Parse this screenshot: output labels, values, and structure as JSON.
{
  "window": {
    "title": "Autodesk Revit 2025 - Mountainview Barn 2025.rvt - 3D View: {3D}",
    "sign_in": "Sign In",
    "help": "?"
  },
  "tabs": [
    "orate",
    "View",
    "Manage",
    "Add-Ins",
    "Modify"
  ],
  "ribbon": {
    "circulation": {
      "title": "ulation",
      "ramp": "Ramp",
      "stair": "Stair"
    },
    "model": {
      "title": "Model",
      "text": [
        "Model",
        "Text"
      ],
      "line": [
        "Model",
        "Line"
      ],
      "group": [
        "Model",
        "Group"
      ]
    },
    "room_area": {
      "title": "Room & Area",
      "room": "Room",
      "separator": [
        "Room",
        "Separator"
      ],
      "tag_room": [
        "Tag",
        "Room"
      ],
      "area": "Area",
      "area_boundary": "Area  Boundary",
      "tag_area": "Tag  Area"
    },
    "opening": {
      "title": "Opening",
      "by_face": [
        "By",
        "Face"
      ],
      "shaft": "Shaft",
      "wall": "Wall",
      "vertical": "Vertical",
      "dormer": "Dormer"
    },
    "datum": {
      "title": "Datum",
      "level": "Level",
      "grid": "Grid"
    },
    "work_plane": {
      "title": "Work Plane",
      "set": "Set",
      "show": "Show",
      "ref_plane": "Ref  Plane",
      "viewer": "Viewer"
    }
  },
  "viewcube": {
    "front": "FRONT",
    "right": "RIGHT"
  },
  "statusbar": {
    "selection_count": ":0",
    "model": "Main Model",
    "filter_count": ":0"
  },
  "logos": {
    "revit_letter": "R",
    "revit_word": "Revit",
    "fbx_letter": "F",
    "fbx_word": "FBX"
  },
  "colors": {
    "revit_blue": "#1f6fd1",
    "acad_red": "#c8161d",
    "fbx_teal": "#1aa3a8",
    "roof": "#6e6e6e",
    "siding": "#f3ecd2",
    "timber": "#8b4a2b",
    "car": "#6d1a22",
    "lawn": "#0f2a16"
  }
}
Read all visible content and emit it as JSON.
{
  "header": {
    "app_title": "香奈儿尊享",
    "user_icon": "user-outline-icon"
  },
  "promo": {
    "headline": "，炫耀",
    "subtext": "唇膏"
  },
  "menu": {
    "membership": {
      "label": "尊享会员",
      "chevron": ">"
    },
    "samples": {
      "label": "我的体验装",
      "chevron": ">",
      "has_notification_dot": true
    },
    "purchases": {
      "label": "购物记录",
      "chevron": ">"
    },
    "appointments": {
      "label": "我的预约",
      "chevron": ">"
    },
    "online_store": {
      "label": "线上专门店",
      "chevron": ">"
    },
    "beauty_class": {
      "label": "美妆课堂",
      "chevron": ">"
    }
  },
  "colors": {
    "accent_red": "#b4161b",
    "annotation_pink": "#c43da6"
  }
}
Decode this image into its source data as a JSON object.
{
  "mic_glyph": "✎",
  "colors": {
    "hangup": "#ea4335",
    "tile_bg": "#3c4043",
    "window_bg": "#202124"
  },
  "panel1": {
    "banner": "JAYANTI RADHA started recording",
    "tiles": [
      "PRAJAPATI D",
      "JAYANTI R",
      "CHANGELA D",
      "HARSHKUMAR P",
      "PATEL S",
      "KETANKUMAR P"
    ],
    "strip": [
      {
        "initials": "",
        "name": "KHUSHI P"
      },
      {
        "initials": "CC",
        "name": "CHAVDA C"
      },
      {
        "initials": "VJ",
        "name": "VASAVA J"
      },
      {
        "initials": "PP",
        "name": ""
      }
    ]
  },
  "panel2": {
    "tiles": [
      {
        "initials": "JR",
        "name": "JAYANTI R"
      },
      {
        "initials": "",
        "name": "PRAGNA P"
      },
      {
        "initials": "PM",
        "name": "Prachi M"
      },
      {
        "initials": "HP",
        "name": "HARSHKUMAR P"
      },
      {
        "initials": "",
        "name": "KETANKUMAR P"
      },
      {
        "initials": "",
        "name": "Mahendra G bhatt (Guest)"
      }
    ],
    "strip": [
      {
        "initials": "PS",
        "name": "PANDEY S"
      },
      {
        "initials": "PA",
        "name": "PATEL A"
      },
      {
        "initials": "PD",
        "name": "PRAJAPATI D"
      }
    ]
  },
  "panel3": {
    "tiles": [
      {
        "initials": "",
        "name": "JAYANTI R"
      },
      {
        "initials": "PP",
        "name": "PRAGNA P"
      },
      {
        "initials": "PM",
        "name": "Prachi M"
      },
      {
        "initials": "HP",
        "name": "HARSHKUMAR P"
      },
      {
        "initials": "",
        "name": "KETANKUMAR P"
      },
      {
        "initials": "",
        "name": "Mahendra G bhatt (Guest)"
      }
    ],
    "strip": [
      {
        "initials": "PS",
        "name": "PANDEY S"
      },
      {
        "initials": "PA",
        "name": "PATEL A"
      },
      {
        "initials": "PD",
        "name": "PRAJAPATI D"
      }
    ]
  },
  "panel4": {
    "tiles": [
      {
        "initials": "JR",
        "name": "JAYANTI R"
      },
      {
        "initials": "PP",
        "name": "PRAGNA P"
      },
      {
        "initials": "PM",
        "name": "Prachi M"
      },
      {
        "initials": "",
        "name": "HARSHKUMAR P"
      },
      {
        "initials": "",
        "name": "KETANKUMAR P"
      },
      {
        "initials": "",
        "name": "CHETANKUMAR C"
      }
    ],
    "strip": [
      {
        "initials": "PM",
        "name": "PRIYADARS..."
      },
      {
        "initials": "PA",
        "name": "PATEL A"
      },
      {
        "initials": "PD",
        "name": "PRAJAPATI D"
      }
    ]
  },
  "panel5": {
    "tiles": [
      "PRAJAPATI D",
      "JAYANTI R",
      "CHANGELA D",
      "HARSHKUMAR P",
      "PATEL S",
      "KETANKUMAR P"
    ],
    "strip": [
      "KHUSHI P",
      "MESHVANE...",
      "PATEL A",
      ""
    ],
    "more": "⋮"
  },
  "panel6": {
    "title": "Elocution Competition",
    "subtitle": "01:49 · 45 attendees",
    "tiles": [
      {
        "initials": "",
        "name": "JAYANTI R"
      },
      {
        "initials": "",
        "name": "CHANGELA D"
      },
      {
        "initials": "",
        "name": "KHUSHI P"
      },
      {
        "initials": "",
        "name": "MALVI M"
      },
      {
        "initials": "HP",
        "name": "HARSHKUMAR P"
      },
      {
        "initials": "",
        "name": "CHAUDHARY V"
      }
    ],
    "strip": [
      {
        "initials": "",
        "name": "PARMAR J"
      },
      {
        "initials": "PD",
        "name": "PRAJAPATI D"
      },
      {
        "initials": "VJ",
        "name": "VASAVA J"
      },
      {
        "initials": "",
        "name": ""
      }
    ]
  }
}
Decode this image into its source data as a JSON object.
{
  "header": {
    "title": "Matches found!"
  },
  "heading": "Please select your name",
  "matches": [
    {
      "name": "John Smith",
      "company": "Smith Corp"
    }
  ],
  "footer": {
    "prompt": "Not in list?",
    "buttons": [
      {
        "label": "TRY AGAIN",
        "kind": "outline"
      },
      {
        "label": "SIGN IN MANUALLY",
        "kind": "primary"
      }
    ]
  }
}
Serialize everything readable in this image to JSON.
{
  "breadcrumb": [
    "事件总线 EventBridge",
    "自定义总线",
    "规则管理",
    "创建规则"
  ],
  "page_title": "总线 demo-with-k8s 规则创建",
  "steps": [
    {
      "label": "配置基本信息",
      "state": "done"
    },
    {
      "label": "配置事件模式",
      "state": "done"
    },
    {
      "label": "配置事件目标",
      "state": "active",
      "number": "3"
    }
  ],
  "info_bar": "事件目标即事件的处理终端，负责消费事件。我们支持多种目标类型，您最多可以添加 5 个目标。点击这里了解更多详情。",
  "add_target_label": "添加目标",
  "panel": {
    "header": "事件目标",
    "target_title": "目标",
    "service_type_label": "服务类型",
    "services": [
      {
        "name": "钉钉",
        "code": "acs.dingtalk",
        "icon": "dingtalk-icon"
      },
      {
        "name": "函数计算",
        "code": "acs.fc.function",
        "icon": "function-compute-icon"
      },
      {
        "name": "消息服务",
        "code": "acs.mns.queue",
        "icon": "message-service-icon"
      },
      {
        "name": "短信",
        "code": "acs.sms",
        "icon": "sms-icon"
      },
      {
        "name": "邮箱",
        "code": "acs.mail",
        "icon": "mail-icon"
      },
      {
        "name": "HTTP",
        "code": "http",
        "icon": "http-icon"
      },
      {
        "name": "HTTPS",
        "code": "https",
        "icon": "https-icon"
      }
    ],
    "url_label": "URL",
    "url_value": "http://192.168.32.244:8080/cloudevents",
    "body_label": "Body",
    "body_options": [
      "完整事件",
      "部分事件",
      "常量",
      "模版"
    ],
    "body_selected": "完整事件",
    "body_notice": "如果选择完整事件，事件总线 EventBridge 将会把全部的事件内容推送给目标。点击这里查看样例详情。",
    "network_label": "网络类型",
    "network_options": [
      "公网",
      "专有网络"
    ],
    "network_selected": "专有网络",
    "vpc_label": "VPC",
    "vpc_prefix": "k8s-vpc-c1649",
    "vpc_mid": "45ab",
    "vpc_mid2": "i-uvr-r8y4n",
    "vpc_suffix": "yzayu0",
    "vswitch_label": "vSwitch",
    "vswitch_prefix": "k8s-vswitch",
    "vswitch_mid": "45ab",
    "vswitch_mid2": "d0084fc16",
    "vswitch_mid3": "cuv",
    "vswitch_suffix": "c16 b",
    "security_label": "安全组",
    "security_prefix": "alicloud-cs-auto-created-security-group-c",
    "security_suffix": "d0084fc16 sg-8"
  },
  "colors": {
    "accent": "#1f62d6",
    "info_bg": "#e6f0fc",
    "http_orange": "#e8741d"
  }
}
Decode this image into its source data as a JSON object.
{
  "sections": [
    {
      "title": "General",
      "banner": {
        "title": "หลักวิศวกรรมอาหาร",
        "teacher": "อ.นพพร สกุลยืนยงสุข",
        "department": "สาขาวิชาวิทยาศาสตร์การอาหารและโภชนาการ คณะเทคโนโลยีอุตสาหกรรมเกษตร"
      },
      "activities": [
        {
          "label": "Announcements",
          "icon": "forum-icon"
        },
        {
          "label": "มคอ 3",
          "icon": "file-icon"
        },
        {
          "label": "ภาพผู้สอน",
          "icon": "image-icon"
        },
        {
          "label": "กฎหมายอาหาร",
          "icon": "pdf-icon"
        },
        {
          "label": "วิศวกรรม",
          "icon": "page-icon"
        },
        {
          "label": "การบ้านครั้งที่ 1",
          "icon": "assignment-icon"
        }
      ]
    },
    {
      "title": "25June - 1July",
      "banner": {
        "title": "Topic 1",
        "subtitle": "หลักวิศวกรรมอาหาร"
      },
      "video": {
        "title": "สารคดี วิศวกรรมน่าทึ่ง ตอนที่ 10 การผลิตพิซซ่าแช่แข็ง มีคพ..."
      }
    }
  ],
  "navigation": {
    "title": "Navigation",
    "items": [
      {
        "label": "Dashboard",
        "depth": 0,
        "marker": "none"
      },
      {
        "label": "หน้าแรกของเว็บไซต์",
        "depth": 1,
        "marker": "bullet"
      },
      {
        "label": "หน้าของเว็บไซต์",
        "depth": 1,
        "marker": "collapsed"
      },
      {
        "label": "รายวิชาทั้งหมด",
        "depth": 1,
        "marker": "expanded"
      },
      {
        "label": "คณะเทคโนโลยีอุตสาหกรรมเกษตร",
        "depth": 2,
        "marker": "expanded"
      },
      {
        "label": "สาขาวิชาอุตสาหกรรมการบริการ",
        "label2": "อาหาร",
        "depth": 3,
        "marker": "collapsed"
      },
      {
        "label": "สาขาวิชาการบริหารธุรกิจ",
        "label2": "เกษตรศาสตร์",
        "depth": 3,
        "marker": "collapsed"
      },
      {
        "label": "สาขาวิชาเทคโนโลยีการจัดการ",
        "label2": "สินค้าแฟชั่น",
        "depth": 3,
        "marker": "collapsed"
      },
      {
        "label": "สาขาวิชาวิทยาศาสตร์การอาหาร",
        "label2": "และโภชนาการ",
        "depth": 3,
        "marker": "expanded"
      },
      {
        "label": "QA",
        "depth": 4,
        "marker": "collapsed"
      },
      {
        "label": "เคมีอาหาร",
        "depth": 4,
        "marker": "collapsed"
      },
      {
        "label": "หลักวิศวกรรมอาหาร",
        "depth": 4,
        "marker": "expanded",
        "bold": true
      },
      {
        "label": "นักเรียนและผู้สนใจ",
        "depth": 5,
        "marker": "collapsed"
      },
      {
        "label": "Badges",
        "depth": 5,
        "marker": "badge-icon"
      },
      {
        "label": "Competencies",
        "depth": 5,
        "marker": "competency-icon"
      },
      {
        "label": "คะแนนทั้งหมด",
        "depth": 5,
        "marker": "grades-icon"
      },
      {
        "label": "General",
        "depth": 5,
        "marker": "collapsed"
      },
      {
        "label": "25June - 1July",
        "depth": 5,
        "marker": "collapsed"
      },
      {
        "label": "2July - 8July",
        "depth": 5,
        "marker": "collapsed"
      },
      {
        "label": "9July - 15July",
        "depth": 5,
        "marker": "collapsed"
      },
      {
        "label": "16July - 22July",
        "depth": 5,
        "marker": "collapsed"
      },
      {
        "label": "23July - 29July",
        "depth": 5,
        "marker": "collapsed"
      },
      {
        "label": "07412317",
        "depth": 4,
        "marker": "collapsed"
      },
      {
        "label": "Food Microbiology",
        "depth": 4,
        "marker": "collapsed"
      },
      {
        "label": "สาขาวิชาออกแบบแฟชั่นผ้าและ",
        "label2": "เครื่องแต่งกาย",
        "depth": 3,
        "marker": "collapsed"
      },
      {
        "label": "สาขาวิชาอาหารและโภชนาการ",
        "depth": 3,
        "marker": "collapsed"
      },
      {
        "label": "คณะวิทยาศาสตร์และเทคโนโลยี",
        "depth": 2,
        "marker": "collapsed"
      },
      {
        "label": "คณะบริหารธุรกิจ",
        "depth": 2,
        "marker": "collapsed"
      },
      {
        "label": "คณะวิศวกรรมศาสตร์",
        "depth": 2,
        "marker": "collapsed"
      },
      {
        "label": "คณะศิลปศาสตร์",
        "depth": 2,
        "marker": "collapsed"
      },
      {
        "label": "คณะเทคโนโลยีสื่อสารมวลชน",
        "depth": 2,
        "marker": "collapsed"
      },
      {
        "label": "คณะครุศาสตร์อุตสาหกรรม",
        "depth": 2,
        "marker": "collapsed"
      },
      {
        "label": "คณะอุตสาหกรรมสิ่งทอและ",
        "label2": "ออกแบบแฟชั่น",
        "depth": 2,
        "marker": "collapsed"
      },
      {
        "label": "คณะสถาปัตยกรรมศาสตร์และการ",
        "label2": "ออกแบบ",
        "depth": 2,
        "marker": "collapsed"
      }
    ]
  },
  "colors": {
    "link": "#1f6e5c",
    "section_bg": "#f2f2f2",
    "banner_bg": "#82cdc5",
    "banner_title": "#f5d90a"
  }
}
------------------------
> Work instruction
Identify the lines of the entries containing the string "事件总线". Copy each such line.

> Output for this exercise
    "事件总线 EventBridge",
    "body_notice": "如果选择完整事件，事件总线 EventBridge 将会把全部的事件内容推送给目标。点击这里查看样例详情。",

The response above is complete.